Finally we come to the bog (actually it was finally... having explored the bubbling swamp, trekked through the birch grove... over trees, under trees, over streams, would we ever get out???...) The caldara apparently provides an ideal environment for the formation of peat. We never really got down and dirty in the bogs/peat of Ireland but have since made up for it. It's pretty techo (and very squelchy and sinky and well, boggy), but it works like this. The central basin collects rainwater that is retained due to the impermeable mud on the bottom. The vegetation that grows on the ground rots and accumulates on the ground while new vegetation continues to grow. The low water thickness and an oxygen-free environment inhibit the bacteria and favour chemical processes that cause a progressive enrichment of carbon in the buried plant material. All that adds up to peat. I say again - very sinky, squelchy stuff. Thankfully James is a lot bigger and braver than I and we eventually finished our circumnavigation of the entire caldara and it's three unique environments. Robinson Crusoe, eat your heart out.

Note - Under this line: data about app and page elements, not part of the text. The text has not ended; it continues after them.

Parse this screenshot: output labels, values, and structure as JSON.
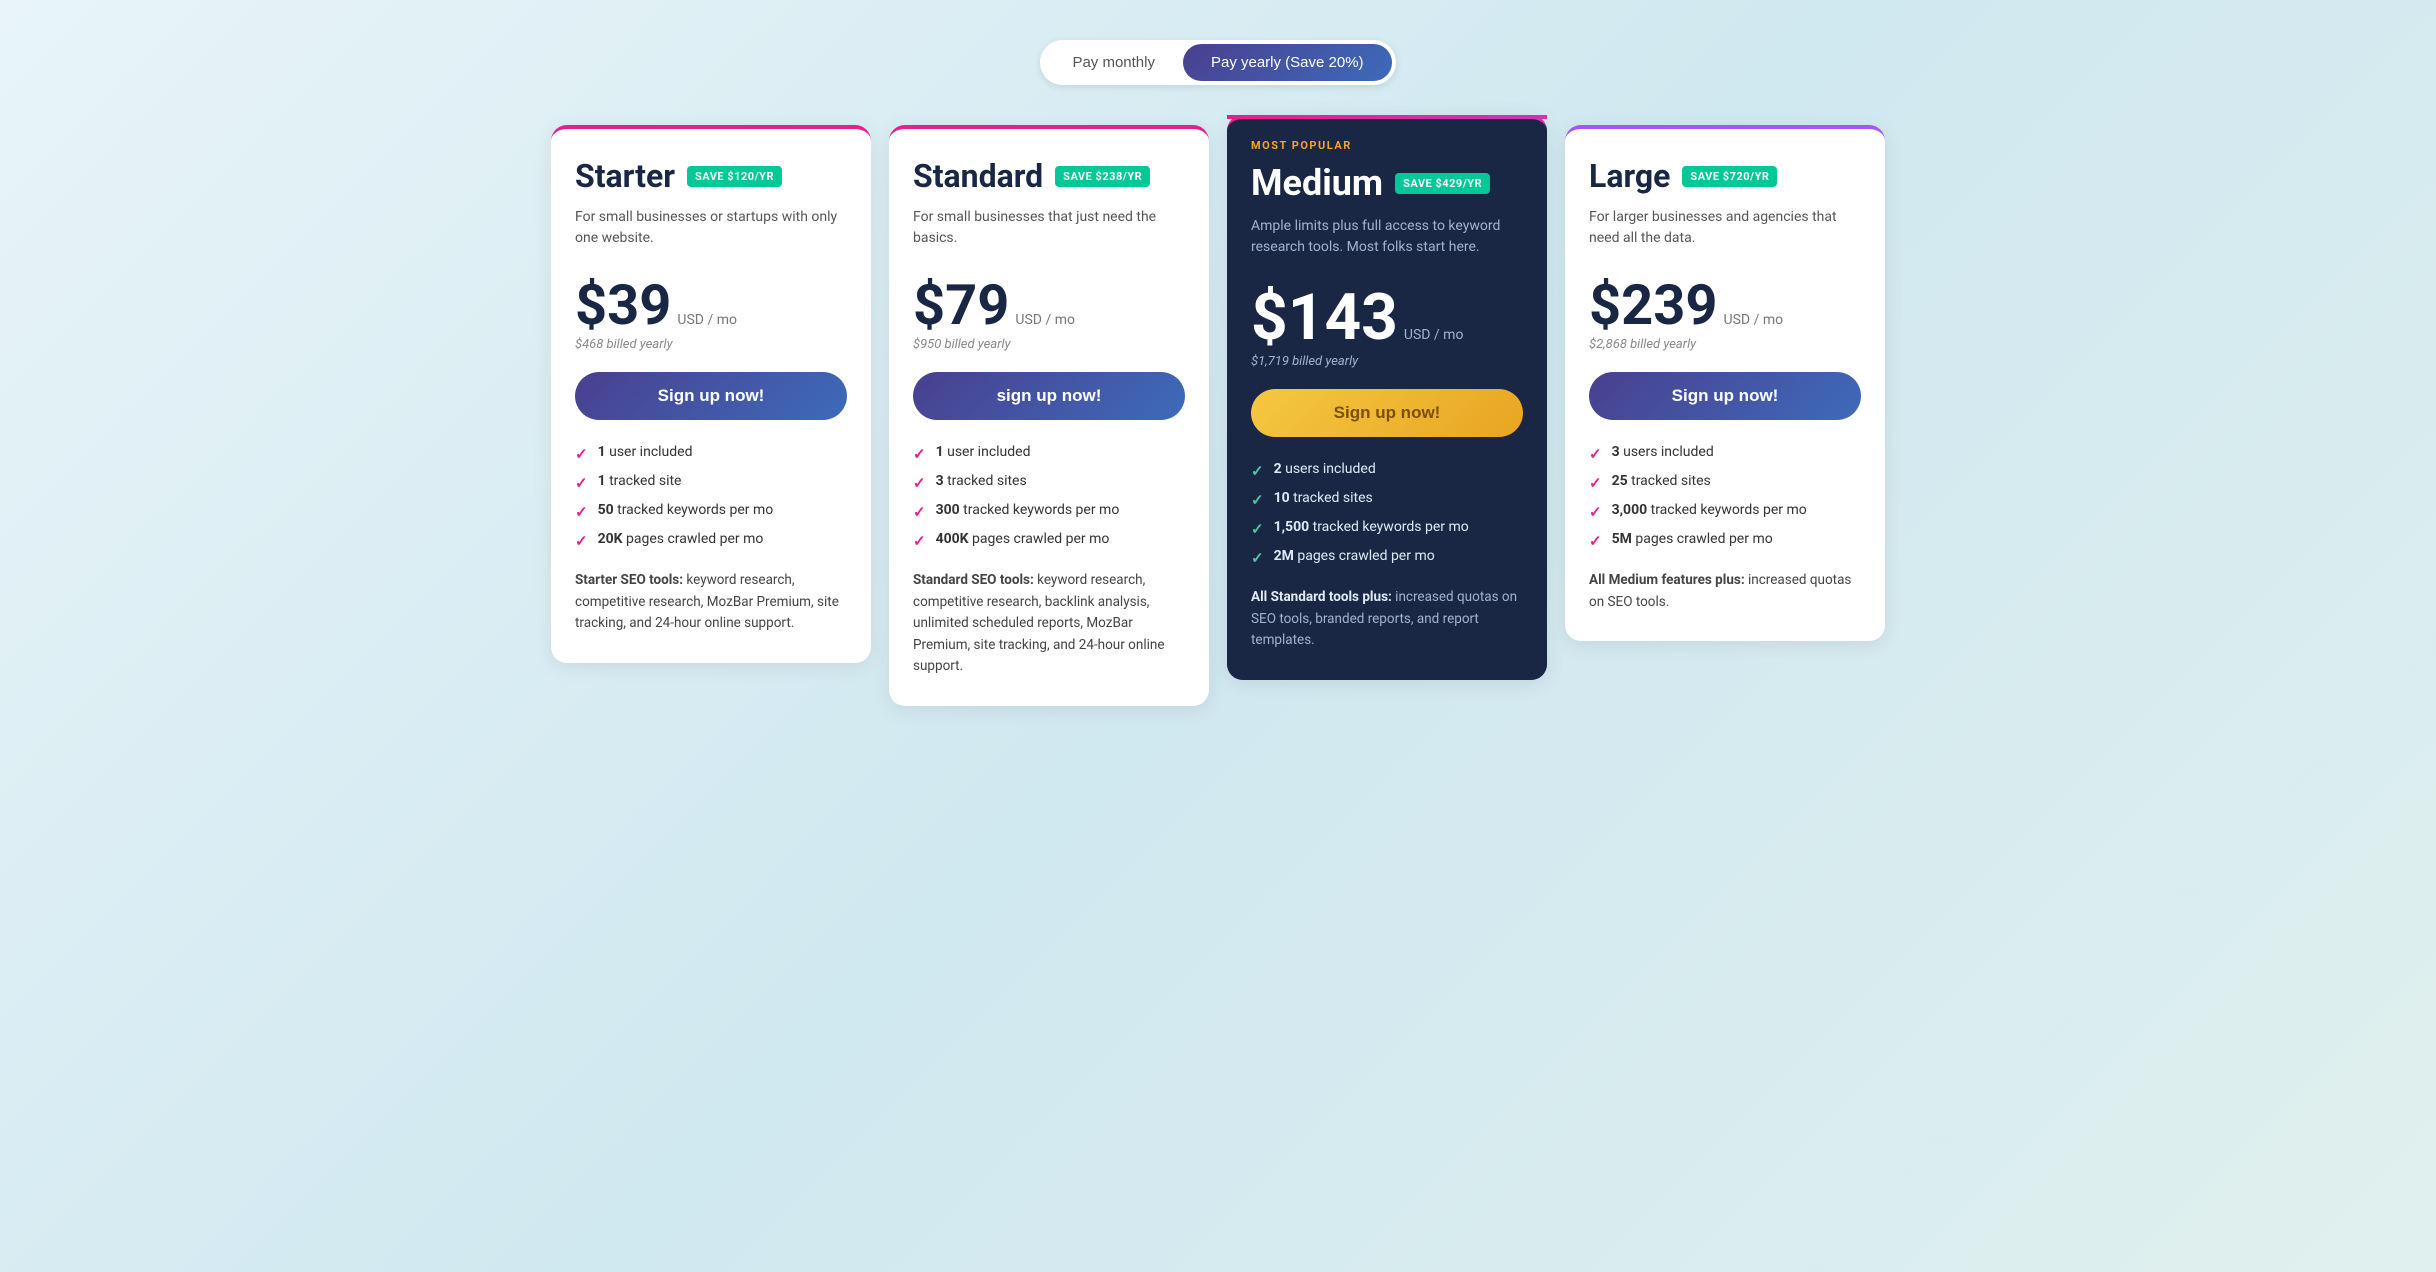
{
  "billing": {
    "toggle_monthly": "Pay monthly",
    "toggle_yearly": "Pay yearly (Save 20%)",
    "active": "yearly"
  },
  "plans": [
    {
      "id": "starter",
      "name": "Starter",
      "save_badge": "SAVE $120/YR",
      "description": "For small businesses or startups with only one website.",
      "price": "$39",
      "price_unit": "USD / mo",
      "billed": "$468 billed yearly",
      "cta": "Sign up now!",
      "cta_style": "dark",
      "features": [
        {
          "bold": "1",
          "text": " user included"
        },
        {
          "bold": "1",
          "text": " tracked site"
        },
        {
          "bold": "50",
          "text": " tracked keywords per mo"
        },
        {
          "bold": "20K",
          "text": " pages crawled per mo"
        }
      ],
      "tools_label": "Starter SEO tools:",
      "tools_text": " keyword research, competitive research, MozBar Premium, site tracking, and 24-hour online support."
    },
    {
      "id": "standard",
      "name": "Standard",
      "save_badge": "SAVE $238/YR",
      "description": "For small businesses that just need the basics.",
      "price": "$79",
      "price_unit": "USD / mo",
      "billed": "$950 billed yearly",
      "cta": "sign up now!",
      "cta_style": "dark",
      "features": [
        {
          "bold": "1",
          "text": " user included"
        },
        {
          "bold": "3",
          "text": " tracked sites"
        },
        {
          "bold": "300",
          "text": " tracked keywords per mo"
        },
        {
          "bold": "400K",
          "text": " pages crawled per mo"
        }
      ],
      "tools_label": "Standard SEO tools:",
      "tools_text": " keyword research, competitive research, backlink analysis, unlimited scheduled reports, MozBar Premium, site tracking, and 24-hour online support."
    },
    {
      "id": "medium",
      "name": "Medium",
      "most_popular": "MOST POPULAR",
      "save_badge": "SAVE $429/YR",
      "description": "Ample limits plus full access to keyword research tools. Most folks start here.",
      "price": "$143",
      "price_unit": "USD / mo",
      "billed": "$1,719 billed yearly",
      "cta": "Sign up now!",
      "cta_style": "gold",
      "features": [
        {
          "bold": "2",
          "text": " users included"
        },
        {
          "bold": "10",
          "text": " tracked sites"
        },
        {
          "bold": "1,500",
          "text": " tracked keywords per mo"
        },
        {
          "bold": "2M",
          "text": " pages crawled per mo"
        }
      ],
      "tools_label": "All Standard tools plus:",
      "tools_text": " increased quotas on SEO tools, branded reports, and report templates."
    },
    {
      "id": "large",
      "name": "Large",
      "save_badge": "SAVE $720/YR",
      "description": "For larger businesses and agencies that need all the data.",
      "price": "$239",
      "price_unit": "USD / mo",
      "billed": "$2,868 billed yearly",
      "cta": "Sign up now!",
      "cta_style": "dark",
      "features": [
        {
          "bold": "3",
          "text": " users included"
        },
        {
          "bold": "25",
          "text": " tracked sites"
        },
        {
          "bold": "3,000",
          "text": " tracked keywords per mo"
        },
        {
          "bold": "5M",
          "text": " pages crawled per mo"
        }
      ],
      "tools_label": "All Medium features plus:",
      "tools_text": " increased quotas on SEO tools."
    }
  ]
}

(PS: There was only 1 other car when we originally parked at around 11.30 am; when we got back there were about 50. Certainly didn't see any of the people on the 'path' we took... Gee - they missed out big time)